The losses that result from inherent resistance in electrical conductors and transformation inefficiencies in distribution transformers in a transmission and distribution network.

Transmission Lines

Transmit high-voltage electricity from the transformer to the electric distribution system.

Traveling Grate

A furnace grate that moves fuel through the combustion chamber.


An architectural feature used to shade exterior walls; usually made of a lattice of metal or wood; often covered by vines to provide additional summertime shading.

Trickle (Solar) Collector

A type of solar thermal collector in which a heat transfer fluid drips out of header pipe at the top of the collector, runs down the collector absorber and into a tray at the bottom where it drains to a storage tank.

Triple Pane (Window)

This represents three layers of glazing in a window with an airspace between the middle glass and the exterior and interior panes.

Trombe Wall

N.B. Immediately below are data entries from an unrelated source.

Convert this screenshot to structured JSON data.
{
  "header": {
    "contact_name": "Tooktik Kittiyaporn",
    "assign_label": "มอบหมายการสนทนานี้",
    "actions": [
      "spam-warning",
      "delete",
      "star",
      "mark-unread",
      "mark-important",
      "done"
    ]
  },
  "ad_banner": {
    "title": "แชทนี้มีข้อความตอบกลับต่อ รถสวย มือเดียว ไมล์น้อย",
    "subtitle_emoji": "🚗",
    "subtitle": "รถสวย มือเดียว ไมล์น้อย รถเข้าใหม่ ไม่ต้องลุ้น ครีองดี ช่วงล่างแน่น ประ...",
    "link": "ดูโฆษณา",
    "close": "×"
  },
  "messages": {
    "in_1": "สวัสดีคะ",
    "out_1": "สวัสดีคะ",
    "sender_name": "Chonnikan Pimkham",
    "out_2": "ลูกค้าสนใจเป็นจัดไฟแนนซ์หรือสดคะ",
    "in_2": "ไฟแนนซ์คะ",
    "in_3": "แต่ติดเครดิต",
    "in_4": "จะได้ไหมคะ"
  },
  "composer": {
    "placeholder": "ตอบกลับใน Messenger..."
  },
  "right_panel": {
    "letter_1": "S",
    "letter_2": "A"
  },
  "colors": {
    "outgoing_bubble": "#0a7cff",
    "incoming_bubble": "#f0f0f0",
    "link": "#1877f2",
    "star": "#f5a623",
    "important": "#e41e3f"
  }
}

A wall with high thermal mass used to store solar energy passively in a solar home. The wall absorbs solar energy and transfers it to the space behind the wall by means of radiation and by convection currents moving through spaces under, in front of, and on top of the wall.

True Power

The actual power rating that is developed by a motor before losses occur.

True South

The direction, at any point on the earth that is geographically in the northern hemisphere, facing toward the South Pole of the earth. Essentially a line extending from the point on the horizon to the highest point that the sun reaches on any day (solar noon) in the sky.

Tube (Fluorescent Light)

A fluorescent lamp that has a tubular shape.


A type of solar thermal collector where the heat transfer fluid flows through tubes formed in the absorber plate.

Tube-Type Collector

A type of solar thermal collector that has tubes (pipes) that the heat transfer fluid flows through that are connected to a flat absorber plate.

Tungsten Halogen Lamp

A type of incandescent lamp that contains a halogen gas in the bulb, which reduces the filament evaporation rate increasing the lamp life. The high operating temperature and need for special fixtures limits their use to commercial applications and for use in projector lamps and spotlights.


A device for converting the flow of a fluid (air, steam, water, or hot gases) into mechanical motion.

Turn Down Ratio

The ratio of a boiler’s or gasifier’s maximum output to its minimum output.

Two-Tank Solar System

A solar thermal system that has one tank for storing solar heated water to preheat the water in a conventional water heater.

Two-Axis Tracking

A solar array tracking system capable of rotating independently about two axes (e.g., vertical and horizontal).